EGU General Assembly 2022
© Author(s) 2022. This work is distributed under
the Creative Commons Attribution 4.0 License.

Ground motion simulations relating topographic amplification and landslide initiation during the Mw7.6 2005 Kashmir Earthquake.

Audrey Dunham1, Eric Kiser1, Jeffrey Kargel2, Umesh Haritashya3, Scott Watson4, and Dan Shugar5
Audrey Dunham et al.
  • 1Department of Geosciences, University of Arizona, Tucson, AZ, United States of America
  • 2Planetary Science Institute, Tucson AZ, United States of America
  • 3Department of Geology and Environmental Geosciences, University of Dayton, Dayton, OH, United States of America
  • 4COMET, School of Earth and Environment, University of Leeds, Leeds, LS2 9JT, UK
  • 5Water, Sediment, Hazards, and Earth-surface Dynamics (waterSHED) Lab, Department of Geoscience, University of Calgary, Canada

The 2005 Mw 7.6 Kashmir earthquake is the most devastating earthquake to occur along the Himalayan arc, resulting in 87,000 fatalities, 69,000 injuries, and 2.8 million people left homeless. The rupture occurred on a 30° NE dipping thrust fault and generated a ~70 km long surface rupture that concentrated much of the damage. Along with the primary hazard caused by the seismic shaking, many secondary hazards, including nearly 3,000 coseismic landslides, were initiated due to the shaking from this event. In the absence of seismic data recorded near the source of this earthquake, we attempt to understand the relationships between ground shaking and coseismic landslides by using numerical techniques to model the ground motions and topographic amplification from the Kashmir earthquake. We use the spectral element method implemented in SPECFEM3D to model kinematic rupture scenarios for the Kashmir earthquake in both high resolution and flat topography, obtaining a topographic amplification factor by comparing these simulations. We generate a range of seismic source models using the rupture generator FakeQuakes, starting with a mean slip model from the earthquake and adding stochastic variations to both static and kinematic rupture properties to produce variable rupture scenarios. The advantages of this technique, compared to calculating ground motions from one finite fault model, is that by adding stochastic variations, the source model has higher, more realistic, frequencies, and that it enables the investigation of how varying rupture properties affect topographic amplification. We calculate both peak ground velocity (PGV) and topographic amplification for each scenario and compare the average and standard deviations to locations of landslide initiation. Preliminary results from five earthquake sources shows that with changing source parameters, PGV and topographic amplification patterns remain relatively constant and that positive amplifications are concentrated at the peaks of ridges and negative amplifications are concentrated in valleys. There are no obvious relationships between the patterns of amplification and landsliding, possibly due to limitations in landslide mapping. Other causes of landslides--such as variations in lithology, distance to anthropogenic features (roads, construction), distance to faults, and distance to ridges, and rivers--will be investigated further to understand the relationships between topographic amplification and other triggers. Future work includes combining these results with similar studies for earthquakes with different source properties and in different topographic settings to further understand the controlling factors of topographic amplification as a trigger for coseismic landslides.

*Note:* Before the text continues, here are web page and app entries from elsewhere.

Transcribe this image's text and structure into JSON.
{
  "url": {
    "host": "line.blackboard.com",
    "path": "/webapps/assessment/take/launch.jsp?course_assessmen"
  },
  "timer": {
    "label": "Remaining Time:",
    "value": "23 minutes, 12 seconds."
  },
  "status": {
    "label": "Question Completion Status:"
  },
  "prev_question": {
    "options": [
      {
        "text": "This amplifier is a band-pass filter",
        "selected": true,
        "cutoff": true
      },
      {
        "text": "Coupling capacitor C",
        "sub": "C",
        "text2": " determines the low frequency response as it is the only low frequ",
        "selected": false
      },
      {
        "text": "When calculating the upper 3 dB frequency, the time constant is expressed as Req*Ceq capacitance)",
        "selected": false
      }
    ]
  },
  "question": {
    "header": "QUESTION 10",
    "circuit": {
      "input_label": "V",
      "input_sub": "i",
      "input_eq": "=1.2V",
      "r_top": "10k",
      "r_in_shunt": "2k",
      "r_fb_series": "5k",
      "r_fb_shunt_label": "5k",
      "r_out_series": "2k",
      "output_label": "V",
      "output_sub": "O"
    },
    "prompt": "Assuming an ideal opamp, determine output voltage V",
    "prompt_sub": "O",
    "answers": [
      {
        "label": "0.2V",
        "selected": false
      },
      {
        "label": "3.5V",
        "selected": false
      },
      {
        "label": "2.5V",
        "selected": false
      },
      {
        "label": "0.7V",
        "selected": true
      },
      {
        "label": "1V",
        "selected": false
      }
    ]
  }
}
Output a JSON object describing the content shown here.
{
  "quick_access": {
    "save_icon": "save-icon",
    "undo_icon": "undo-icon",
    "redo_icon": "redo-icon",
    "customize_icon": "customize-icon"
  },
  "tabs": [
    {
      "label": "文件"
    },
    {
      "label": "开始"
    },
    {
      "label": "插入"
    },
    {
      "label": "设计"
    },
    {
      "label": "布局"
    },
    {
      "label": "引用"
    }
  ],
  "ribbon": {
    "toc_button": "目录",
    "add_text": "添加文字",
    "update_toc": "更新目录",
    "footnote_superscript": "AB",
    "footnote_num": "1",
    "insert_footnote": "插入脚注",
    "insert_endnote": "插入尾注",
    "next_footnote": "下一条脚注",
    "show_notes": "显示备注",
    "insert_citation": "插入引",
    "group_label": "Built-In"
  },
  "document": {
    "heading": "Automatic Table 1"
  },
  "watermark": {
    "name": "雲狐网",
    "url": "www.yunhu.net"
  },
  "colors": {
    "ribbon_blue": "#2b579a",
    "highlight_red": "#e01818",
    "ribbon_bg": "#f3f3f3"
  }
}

How to cite: Dunham, A., Kiser, E., Kargel, J., Haritashya, U., Watson, S., and Shugar, D.: Ground motion simulations relating topographic amplification and landslide initiation during the Mw7.6 2005 Kashmir Earthquake., EGU General Assembly 2022, Vienna, Austria, 23–27 May 2022, EGU22-10750,, 2022.